BBC cuts may harm local radio across the pond


Cuts in radio staffers are not just being made here in the states: A debate is stirring over proposed cuts at BBC local radio stations. Budget cuts to BBC local radio stations will harm program quality, staff warned the director general, reports BBC News.

Radio Merseyside on-air talent Roger Phillips challenged BBC director general Mark Thompson at the Radio Festival in Salford. He said reducing the BBC budget by 20% over five years would mean the station losing 15 of its 46 staff, with the effect that “we can’t provide quality at all”. Thompson said local radio had not been singled out unfairly and he would look for ways of making savings that “minimize the impact on quality”.

Radio Academy CEO John Myers has been commissioned by the BBC to produce a report on how the corporation’s local radio stations can best adapt to budget cuts. Said a spokeswoman for BBC English Regions: “We have asked John Myers to advise us on how we can maximize productivity and deliver efficiency savings across local radio.”

Ashley Tabor, founder of the UK’s biggest commercial radio company, Global Radio, and other radio groups there claimed the BBC is dragging its feet on digital radio and questioned the need for switchover, reports the Guardian. At the Radio Festival, Tabor said digital audio broadcasting (DAB) coverage fell well short of that provided by FM, which accounted for the lion’s share of listening and commercial radio profits.

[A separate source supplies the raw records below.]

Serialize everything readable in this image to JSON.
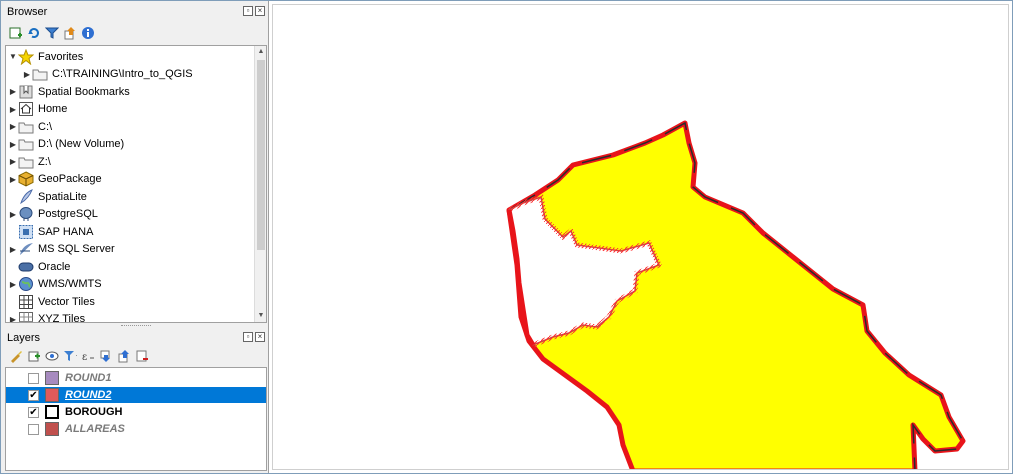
{
  "browser": {
    "title": "Browser",
    "toolbar_icons": [
      "add-layer-icon",
      "refresh-icon",
      "filter-icon",
      "collapse-all-icon",
      "info-icon"
    ],
    "items": [
      {
        "label": "Favorites",
        "icon": "star-icon",
        "expanded": true,
        "indent": 0
      },
      {
        "label": "C:\\TRAINING\\Intro_to_QGIS",
        "icon": "folder-icon",
        "expanded": false,
        "indent": 1
      },
      {
        "label": "Spatial Bookmarks",
        "icon": "bookmark-icon",
        "expanded": false,
        "indent": 0
      },
      {
        "label": "Home",
        "icon": "home-icon",
        "expanded": false,
        "indent": 0
      },
      {
        "label": "C:\\",
        "icon": "folder-icon",
        "expanded": false,
        "indent": 0
      },
      {
        "label": "D:\\ (New Volume)",
        "icon": "folder-icon",
        "expanded": false,
        "indent": 0
      },
      {
        "label": "Z:\\",
        "icon": "folder-icon",
        "expanded": false,
        "indent": 0
      },
      {
        "label": "GeoPackage",
        "icon": "geopackage-icon",
        "expanded": false,
        "indent": 0
      },
      {
        "label": "SpatiaLite",
        "icon": "spatialite-icon",
        "expanded": null,
        "indent": 0
      },
      {
        "label": "PostgreSQL",
        "icon": "postgresql-icon",
        "expanded": false,
        "indent": 0
      },
      {
        "label": "SAP HANA",
        "icon": "sap-hana-icon",
        "expanded": null,
        "indent": 0
      },
      {
        "label": "MS SQL Server",
        "icon": "mssql-icon",
        "expanded": false,
        "indent": 0
      },
      {
        "label": "Oracle",
        "icon": "oracle-icon",
        "expanded": null,
        "indent": 0
      },
      {
        "label": "WMS/WMTS",
        "icon": "wms-icon",
        "expanded": false,
        "indent": 0
      },
      {
        "label": "Vector Tiles",
        "icon": "vector-tiles-icon",
        "expanded": null,
        "indent": 0
      },
      {
        "label": "XYZ Tiles",
        "icon": "xyz-tiles-icon",
        "expanded": false,
        "indent": 0
      }
    ]
  },
  "layers": {
    "title": "Layers",
    "toolbar_icons": [
      "style-icon",
      "add-group-icon",
      "visibility-icon",
      "filter-legend-icon",
      "expression-filter-icon",
      "expand-all-icon",
      "collapse-all-icon",
      "remove-layer-icon"
    ],
    "items": [
      {
        "name": "ROUND1",
        "checked": false,
        "selected": false,
        "swatch": "#a78bbf",
        "swatch_type": "fill",
        "color": "#7a7a7a"
      },
      {
        "name": "ROUND2",
        "checked": true,
        "selected": true,
        "swatch": "#e05a5a",
        "swatch_type": "fill",
        "color": "#ffffff"
      },
      {
        "name": "BOROUGH",
        "checked": true,
        "selected": false,
        "swatch": "#000000",
        "swatch_type": "outline",
        "color": "#000000"
      },
      {
        "name": "ALLAREAS",
        "checked": false,
        "selected": false,
        "swatch": "#c0504d",
        "swatch_type": "fill",
        "color": "#7a7a7a"
      }
    ]
  },
  "map": {
    "fill_color": "#ffff00",
    "outline_color": "#e8141a",
    "border_color": "#2b2b2b"
  }
}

Thompson confirmed that the BBC will fund the rollout of its national DAB signals  to 97% of the population but Tabor said the issue of local and regional DAB coverage was unresolved.

RBR-TVBR observation: Losing 15 radio jobs in the UK is a drop in the bucket, compared to the bloodshed here in the U.S. But it’s worthy to note that some over the pond are citing the move to digital in the UK as money spent that shouldn’t have been. We wonder if the budget to upgrade BBC to digital in the UK is being implemented at the expense of jobs.